Motherhood And Learning Experience Design: Four Lessons Learned
Nine intense months can hardly be summed up in four lessons. Here’s what motherhood taught me about Learning Experience Design (LXD):
1. Ditch The Best
I bought her a toy; she wanted to play with the box it came in. Like all mothers, I want to do everything I can to support my baby’s development. There are countless articles about the “best” toys for each age that can support motor skills development. So, I go and buy her one: a set of stacking cups so she can develop hand-eye coordination, shape identification, etc. Except that she wanted to play with the box that the toy came in instead.
At different times, different learning strategies became highly popular. From experiential learning, to gamification, to microlearning…some advocates would claim that this strategy or that was the “best.” In fact, there is no such thing. A learning strategy is just that, a strategy to lead the learner from point A to point B. Understanding where points A and B are, is crucial to identifying the strategy that is most suitable for the journey. Sometimes, an empty box is enough.
2. Trust The Process
I often had moments where I would doubt if Lila would ever hold her head upright, or sit, or giggle, or say a word. There was no reason for me to doubt; she was a healthy baby.
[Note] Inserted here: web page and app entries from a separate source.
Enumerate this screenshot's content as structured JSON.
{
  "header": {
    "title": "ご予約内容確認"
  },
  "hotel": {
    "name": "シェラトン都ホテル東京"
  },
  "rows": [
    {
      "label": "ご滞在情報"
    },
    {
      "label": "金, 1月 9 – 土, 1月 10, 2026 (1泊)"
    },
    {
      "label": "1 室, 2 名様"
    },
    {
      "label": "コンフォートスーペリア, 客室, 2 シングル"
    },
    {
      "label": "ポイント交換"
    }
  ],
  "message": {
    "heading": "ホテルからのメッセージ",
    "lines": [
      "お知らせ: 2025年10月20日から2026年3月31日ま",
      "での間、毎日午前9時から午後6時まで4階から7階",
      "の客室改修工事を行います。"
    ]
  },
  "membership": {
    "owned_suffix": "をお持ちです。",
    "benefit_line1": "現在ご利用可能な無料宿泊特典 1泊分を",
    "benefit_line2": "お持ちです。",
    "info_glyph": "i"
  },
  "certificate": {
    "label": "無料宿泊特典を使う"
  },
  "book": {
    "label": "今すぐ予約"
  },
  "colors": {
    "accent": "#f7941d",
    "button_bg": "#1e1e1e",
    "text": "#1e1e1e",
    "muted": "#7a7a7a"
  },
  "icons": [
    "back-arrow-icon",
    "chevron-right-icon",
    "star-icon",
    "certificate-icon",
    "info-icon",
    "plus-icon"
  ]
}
But being caught up in the current moment, where those milestones seemed so far away, I couldn’t help but question whether they would ever happen. Did it even matter if I kept repeating “mama” in return for her silent response? One day, out of the blue, she said “mama.”
As Learning Experience Designers, we may sometimes doubt whether the learning experience we’re designing will succeed in creating the learning impact we set out for the learner. The time we spend on the small details, for example the phrasing of a unit title, seems trivial to the learning journey. But successful Learning Experience Designers know that LXD follows a structured and, to a large extent, scientific process. We do the grunt work, and trust that it will fall into place at the end for a smooth and effective learning journey. “Mama” will come in due time.
3. Spacing Works
When Lila was three months old, I bought her a book with multiple sensory activities. I gave it to her almost every day for a month. She spent most of that time making crinkle sounds with the pages. Then new toys came along, and I forgot about the book. When I gave it to her a while later, she used it in a variety of new ways: she discovered the hanging teether, the flapping tree, and the little mirror. Old toy, new game.
I see that even in great case scenarios, learners manage to gain and apply only a percentage of the knowledge provided during their initial learning journey. But when given the opportunity to come back to it sometime later, they are no longer the novices they were the first time round and can therefore engage with the content in new and valuable ways. As Learning Experience Designers, we can integrate opportunities within the learning journey for the spaced application of learning, be it through questions, interactive activities, or case studies, to name a few. Time to dust off that toy.
4. The Age Of Critical Thinking
It’s like flying a plane while learning how to fly it: this is what motherhood is like, except that it is even harder, because there is rarely one way to do anything. My mother would tell me one thing, the pediatrician would say another, and what I read online would be entirely different. The baby should sleep in bed with you. The baby should never sleep in bed with you. Breastfeed on demand. Breastfeed once every three hours. Don’t hold her too much. Hold her as much as possible. To give a pacifier or not to give a pacifier, that is the question.
We are living in an age where we have access to incredible knowledge. When designing a course, it’s possible that all the material within it is already out there, and it’s possible that material contradicting it is out there as well! As Learning Experience Designers, we can enrich some of the learning journeys we design by integrating that diversity of information and allowing learners to think critically about the topic at hand. My favorite resource as a mother was the book What to Expect: The First Year, which often cited a variety of perspectives, in some cases offering a recommendation and in others not. Let us empower learners to be active, critical thinkers in their learning journeys.
I am excited to see what the future holds!
- The image was created by Kashida and used with their permission by the author.